Wednesday, 28 April 2010

It seems we are not going to get an ETS

or Emissions Trading Scheme or a CPRS or Carbon Pollution Reduction Scheme either. This does not particularly bother me.
Of course our Revered Leader was quick to blame the Leader of the Opposition for the failure of the ETS. It was, he declared, the failure of the Opposition to support the scheme which caused it to fail in the Senate. The Revered Leader carefully did not mention that the Greens did not support the proposal either.
Australia's contribution to atmospheric and other pollution is considerable per head of population but small in global terms. An ETS or CPRS would make no impact on the problem. It would also cost more than it would recover. I am not sure we can afford to do it.
What we could afford to do would be something much simpler and yet much more difficult. We could set an example to the rest in the way we live.
Early settlers used to build houses with wide verandahs. It is a good idea. It keeps houses cooler in summer and saves on the airconditioning we now believe we need. Now we know how to build houses in such a way that we can have those verandahs and still benefit from the sun in winter. We do not do it. Instead we want bigger houses with no eaves. We rely on airconditioning to keep use cool or warm. There is no need to own woollen clothing or a winter coat. We step from airconditioned housing to an airconditioned car.
Oh yes, we use or abuse car travel too. It is simpler and faster to get in a car and head for the shops. There is no time for anything else and that sort of pollution still has not been addressed by the government. Our economy is car dependent.
But...but....but what if we built houses with eaves and wore another layer of clothing in winter? What if we used public transport to get to work or school and rode a bicycle at least some of the time.
I can remember reading a short article several years ago about the success of a campaign in the United States. All it did was something quite simple. It encouraged people to turn out the light when they left a room. Electricity consumption dropped to a point where the power companies were saying, "People need to use more power." That was all it took.
I wonder then if we are not starting at the wrong end. If everyone used a little less energy then the impact might be greater. Is it really what the government wants though? I doubt it. It would not be as dramatic. It might have a negative economic impact because we would not be using as much power or buying as many new cars. Our houses could not be quite so big. We would not appear to be quite so wealthy.
Most of all - it would not win an election. We want the problem to be solved elsewhere and not by our own efforts.

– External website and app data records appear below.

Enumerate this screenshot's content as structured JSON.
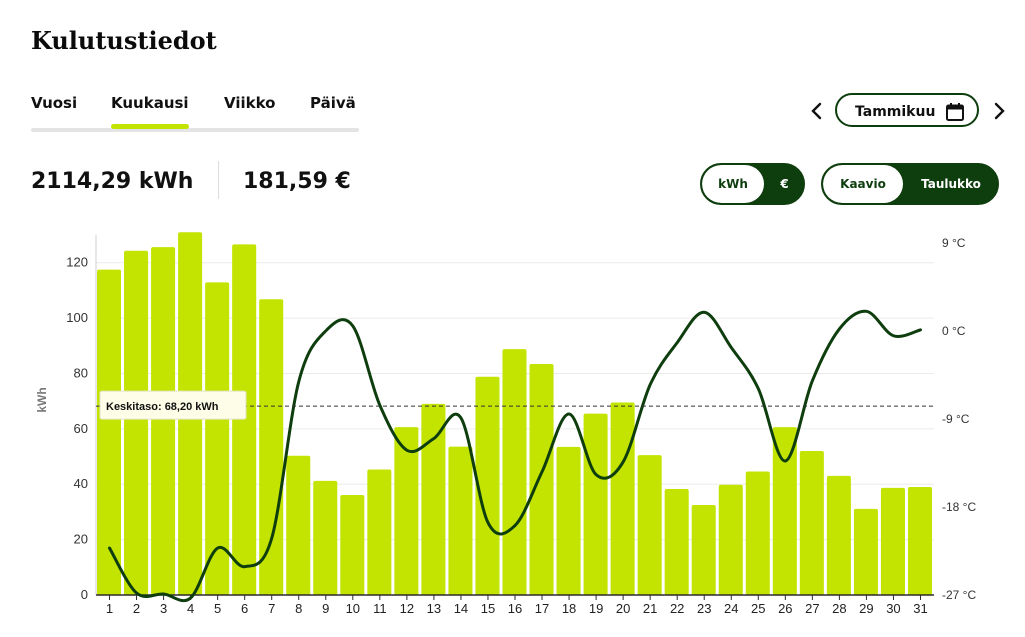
{
  "page": {
    "title": "Kulutustiedot"
  },
  "tabs": [
    {
      "label": "Vuosi",
      "active": false
    },
    {
      "label": "Kuukausi",
      "active": true
    },
    {
      "label": "Viikko",
      "active": false
    },
    {
      "label": "Päivä",
      "active": false
    }
  ],
  "month_selector": {
    "label": "Tammikuu",
    "prev_icon": "chevron-left-icon",
    "next_icon": "chevron-right-icon",
    "calendar_icon": "calendar-icon"
  },
  "totals": {
    "energy": "2114,29 kWh",
    "cost": "181,59 €"
  },
  "unit_toggle": {
    "options": [
      "kWh",
      "€"
    ],
    "selected": "kWh"
  },
  "view_toggle": {
    "options": [
      "Kaavio",
      "Taulukko"
    ],
    "selected": "Kaavio"
  },
  "colors": {
    "bar": "#c2e400",
    "line": "#0e3d0e",
    "accent_dark": "#0e3d0e"
  },
  "chart_data": {
    "type": "bar",
    "ylabel": "kWh",
    "ylim": [
      0,
      130
    ],
    "y_ticks": [
      0,
      20,
      40,
      60,
      80,
      100,
      120
    ],
    "y2_ticks": [
      "-27 °C",
      "-18 °C",
      "-9 °C",
      "0 °C",
      "9 °C"
    ],
    "y2_values": [
      -27,
      -18,
      -9,
      0,
      9
    ],
    "y2lim": [
      -27,
      9.8
    ],
    "categories": [
      "1",
      "2",
      "3",
      "4",
      "5",
      "6",
      "7",
      "8",
      "9",
      "10",
      "11",
      "12",
      "13",
      "14",
      "15",
      "16",
      "17",
      "18",
      "19",
      "20",
      "21",
      "22",
      "23",
      "24",
      "25",
      "26",
      "27",
      "28",
      "29",
      "30",
      "31"
    ],
    "series": [
      {
        "values": [
          117.5,
          124.3,
          125.6,
          131.0,
          112.9,
          126.6,
          106.8,
          50.3,
          41.2,
          36.1,
          45.3,
          60.6,
          69.0,
          53.6,
          78.8,
          88.8,
          83.4,
          53.5,
          65.5,
          69.5,
          50.5,
          38.3,
          32.5,
          39.8,
          44.6,
          60.6,
          52.0,
          43.0,
          31.1,
          38.7,
          39.0
        ]
      },
      {
        "axis": "right",
        "values": [
          -22.2,
          -26.8,
          -26.9,
          -27.3,
          -22.2,
          -24.1,
          -21.2,
          -5.2,
          0.0,
          0.5,
          -7.6,
          -12.2,
          -11.0,
          -8.9,
          -19.6,
          -19.9,
          -14.4,
          -8.5,
          -14.7,
          -13.4,
          -5.5,
          -1.2,
          1.9,
          -1.7,
          -5.9,
          -13.3,
          -5.1,
          0.2,
          2.0,
          -0.5,
          0.1
        ]
      }
    ],
    "average_line": {
      "value": 68.2,
      "label": "Keskitaso: 68,20 kWh"
    },
    "grid": true
  }
}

2 comments:

Sheep Rustler said...

We are considering knocking down our (crumbling and non energy efficient) house and rebuilding. WE have been looking at many display homes to get ideas. When we mention eaves to a lot of developers they all say oh, eaves are extra. WE are disgusted with a lot of the modern boxes that are built today (not that boxes themselves are necessarily bad - we lived in one in England with eaves and double glazing that was the most energy efficient house I have ever lived in). Every builder boasts the star rating of the energy efficiency of their houses these days but you quickly find out that most of it involves 'extras'. Personal energy efficiency in design is something I am rapidly becoming quite an expert on and quite passionate about.

catdownunder said...

Ours was built to be as environmentally sound as my parents could afford - and even now Dad really regrets not doing a couple of things but people are still amazed at what they did on a budget to a kit home. The builders were puzzled - but they later put a couple of the ideas into their other kit homes.